▶ _DATA FOR PROCESSING_:
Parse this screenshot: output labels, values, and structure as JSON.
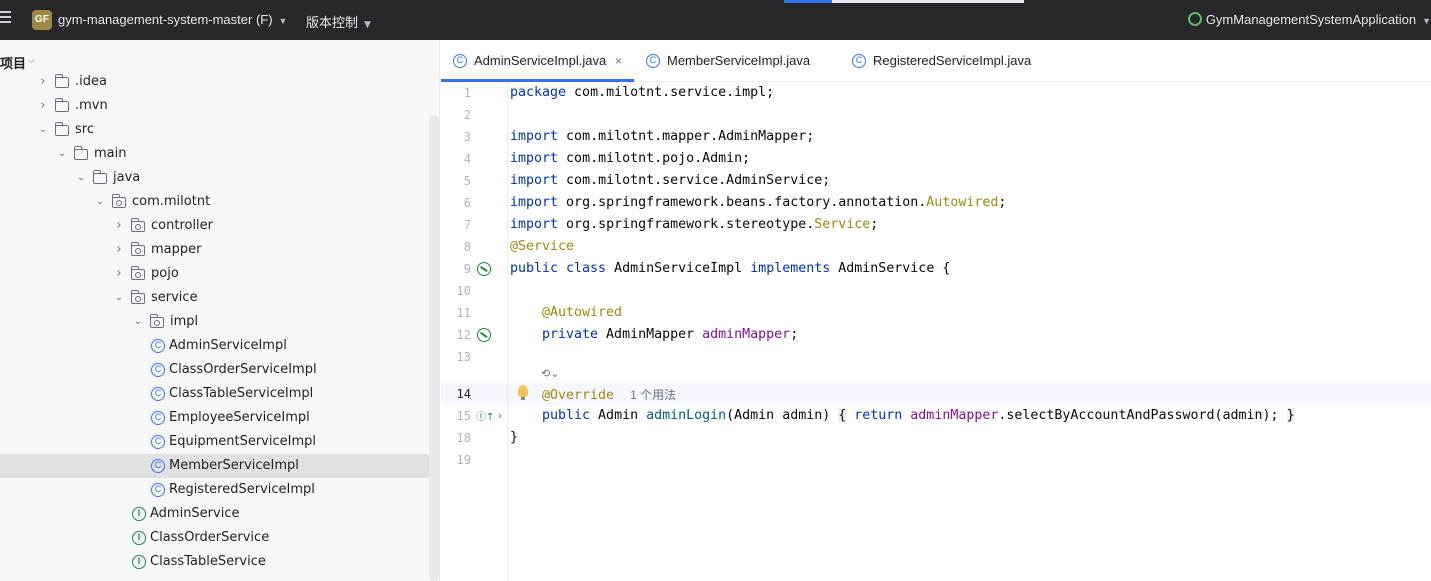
{
  "titlebar": {
    "project_badge": "GF",
    "project_name": "gym-management-system-master (F)",
    "vcs_label": "版本控制",
    "run_config": "GymManagementSystemApplication",
    "colors": {
      "background": "#27282c",
      "badge": "#9f8a45",
      "accent": "#3574f0"
    }
  },
  "project_panel": {
    "title": "项目",
    "tree": [
      {
        "label": ".idea",
        "depth": 1,
        "kind": "folder",
        "expanded": false
      },
      {
        "label": ".mvn",
        "depth": 1,
        "kind": "folder",
        "expanded": false
      },
      {
        "label": "src",
        "depth": 1,
        "kind": "folder",
        "expanded": true
      },
      {
        "label": "main",
        "depth": 2,
        "kind": "folder",
        "expanded": true
      },
      {
        "label": "java",
        "depth": 3,
        "kind": "folder",
        "expanded": true
      },
      {
        "label": "com.milotnt",
        "depth": 4,
        "kind": "package",
        "expanded": true
      },
      {
        "label": "controller",
        "depth": 5,
        "kind": "package",
        "expanded": false
      },
      {
        "label": "mapper",
        "depth": 5,
        "kind": "package",
        "expanded": false
      },
      {
        "label": "pojo",
        "depth": 5,
        "kind": "package",
        "expanded": false
      },
      {
        "label": "service",
        "depth": 5,
        "kind": "package",
        "expanded": true
      },
      {
        "label": "impl",
        "depth": 6,
        "kind": "package",
        "expanded": true
      },
      {
        "label": "AdminServiceImpl",
        "depth": 7,
        "kind": "class"
      },
      {
        "label": "ClassOrderServiceImpl",
        "depth": 7,
        "kind": "class"
      },
      {
        "label": "ClassTableServiceImpl",
        "depth": 7,
        "kind": "class"
      },
      {
        "label": "EmployeeServiceImpl",
        "depth": 7,
        "kind": "class"
      },
      {
        "label": "EquipmentServiceImpl",
        "depth": 7,
        "kind": "class"
      },
      {
        "label": "MemberServiceImpl",
        "depth": 7,
        "kind": "class",
        "selected": true
      },
      {
        "label": "RegisteredServiceImpl",
        "depth": 7,
        "kind": "class"
      },
      {
        "label": "AdminService",
        "depth": 6,
        "kind": "interface"
      },
      {
        "label": "ClassOrderService",
        "depth": 6,
        "kind": "interface"
      },
      {
        "label": "ClassTableService",
        "depth": 6,
        "kind": "interface"
      }
    ]
  },
  "tabs": [
    {
      "label": "AdminServiceImpl.java",
      "active": true,
      "close": "×"
    },
    {
      "label": "MemberServiceImpl.java",
      "active": false
    },
    {
      "label": "RegisteredServiceImpl.java",
      "active": false
    }
  ],
  "editor": {
    "line_numbers": [
      "1",
      "2",
      "3",
      "4",
      "5",
      "6",
      "7",
      "8",
      "9",
      "10",
      "11",
      "12",
      "13",
      "14",
      "15",
      "18",
      "19"
    ],
    "current_line": "14",
    "usage_hint": "1 个用法",
    "lines": {
      "l1_kw": "package",
      "l1_rest": " com.milotnt.service.impl;",
      "l3_kw": "import",
      "l3_rest": " com.milotnt.mapper.AdminMapper;",
      "l4_kw": "import",
      "l4_rest": " com.milotnt.pojo.Admin;",
      "l5_kw": "import",
      "l5_rest": " com.milotnt.service.AdminService;",
      "l6_kw": "import",
      "l6_rest": " org.springframework.beans.factory.annotation.",
      "l6_ann": "Autowired",
      "l6_end": ";",
      "l7_kw": "import",
      "l7_rest": " org.springframework.stereotype.",
      "l7_ann": "Service",
      "l7_end": ";",
      "l8_ann": "@Service",
      "l9_kw1": "public class",
      "l9_mid": " AdminServiceImpl ",
      "l9_kw2": "implements",
      "l9_end": " AdminService {",
      "l11_ann": "@Autowired",
      "l12_kw": "private",
      "l12_mid": " AdminMapper ",
      "l12_fld": "adminMapper",
      "l12_end": ";",
      "l14_ann": "@Override",
      "l15_kw": "public",
      "l15_mid": " Admin ",
      "l15_fn": "adminLogin",
      "l15_args": "(Admin admin) ",
      "l15_open": "{",
      "l15_ret": " return ",
      "l15_fld": "adminMapper",
      "l15_call": ".selectByAccountAndPassword(admin); ",
      "l15_close": "}",
      "l18": "}"
    }
  }
}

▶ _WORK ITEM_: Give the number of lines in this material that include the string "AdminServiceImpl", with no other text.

▶ _RESPONSE BELOW_: 3